[gclist] ref-counting performance cost

Greg Hudson ghudson@MIT.EDU
Wed, 11 Oct 2000 01:18:37 -0400

> For what it's worth, Inferno (which is, or was, freely available)

I don't think Inferno has ever been freely available.  At the moment
it appears you can get a source code license for $300, or $150 if
you're in academia.

Plan 9 is now freely available (with some obnoxious license terms),
but that's something completely different and is not really
interesting to this thread.

> The job of a PhD is to produce *knowledge*.

But Ph.D. theses are usually extremely focused.  Restricting a study
of garbage collection performance to one language seems reasonable,
although I'm no Ph.D. advisor.

> Let's suppose you did come up with a great new GC method for Java
> (and the full Java sources are or were available for academic
> research, so you could work with "the real thing").  There's still
> no reason to expect that anyone would ever adopt it.

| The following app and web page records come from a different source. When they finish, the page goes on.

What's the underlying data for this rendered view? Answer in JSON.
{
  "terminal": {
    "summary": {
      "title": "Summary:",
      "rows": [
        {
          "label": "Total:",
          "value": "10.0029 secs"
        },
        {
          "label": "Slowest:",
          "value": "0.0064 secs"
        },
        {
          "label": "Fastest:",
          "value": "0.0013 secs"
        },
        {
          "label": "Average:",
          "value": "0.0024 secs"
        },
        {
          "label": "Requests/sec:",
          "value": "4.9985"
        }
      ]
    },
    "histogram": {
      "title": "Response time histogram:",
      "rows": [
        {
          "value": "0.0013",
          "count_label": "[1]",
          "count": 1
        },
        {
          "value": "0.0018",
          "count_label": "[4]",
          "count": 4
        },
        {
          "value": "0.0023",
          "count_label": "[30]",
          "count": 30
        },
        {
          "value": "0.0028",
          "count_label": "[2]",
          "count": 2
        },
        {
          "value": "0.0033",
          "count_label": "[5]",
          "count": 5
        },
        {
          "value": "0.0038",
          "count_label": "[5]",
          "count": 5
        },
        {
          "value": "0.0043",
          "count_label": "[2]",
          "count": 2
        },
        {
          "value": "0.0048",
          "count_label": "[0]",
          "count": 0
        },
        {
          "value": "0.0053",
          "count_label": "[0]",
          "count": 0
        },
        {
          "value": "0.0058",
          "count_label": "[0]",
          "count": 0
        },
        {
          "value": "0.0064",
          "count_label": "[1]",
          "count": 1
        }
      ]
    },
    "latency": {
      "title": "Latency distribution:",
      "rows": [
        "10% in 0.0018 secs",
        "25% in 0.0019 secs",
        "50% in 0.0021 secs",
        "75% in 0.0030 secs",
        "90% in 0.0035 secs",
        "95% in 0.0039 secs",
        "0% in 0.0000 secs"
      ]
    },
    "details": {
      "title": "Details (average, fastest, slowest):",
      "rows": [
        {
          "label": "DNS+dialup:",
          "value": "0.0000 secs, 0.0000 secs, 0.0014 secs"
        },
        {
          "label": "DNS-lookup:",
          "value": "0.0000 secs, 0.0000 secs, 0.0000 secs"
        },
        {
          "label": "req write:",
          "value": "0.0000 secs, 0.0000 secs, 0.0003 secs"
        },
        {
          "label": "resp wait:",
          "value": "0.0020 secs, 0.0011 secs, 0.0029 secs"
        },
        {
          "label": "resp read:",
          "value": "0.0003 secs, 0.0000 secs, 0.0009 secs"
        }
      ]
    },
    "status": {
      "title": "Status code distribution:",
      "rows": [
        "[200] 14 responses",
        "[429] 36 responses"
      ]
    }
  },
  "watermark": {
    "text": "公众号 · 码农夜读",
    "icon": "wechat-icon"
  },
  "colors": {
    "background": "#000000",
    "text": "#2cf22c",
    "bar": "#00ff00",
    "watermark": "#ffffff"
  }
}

You seem to be very focused on treating languages as implementations
rather than specifications, a world view which works well for Perl or
Erlang or Python but not as well for Java or C.  There are multiple
implementations of Java, some of which are freely available.  Unless
interest in Java wanes over time (always a possibility), a superior
garbage collection method for Java would always be interesting to a
new implementor, to the gcj team, etc..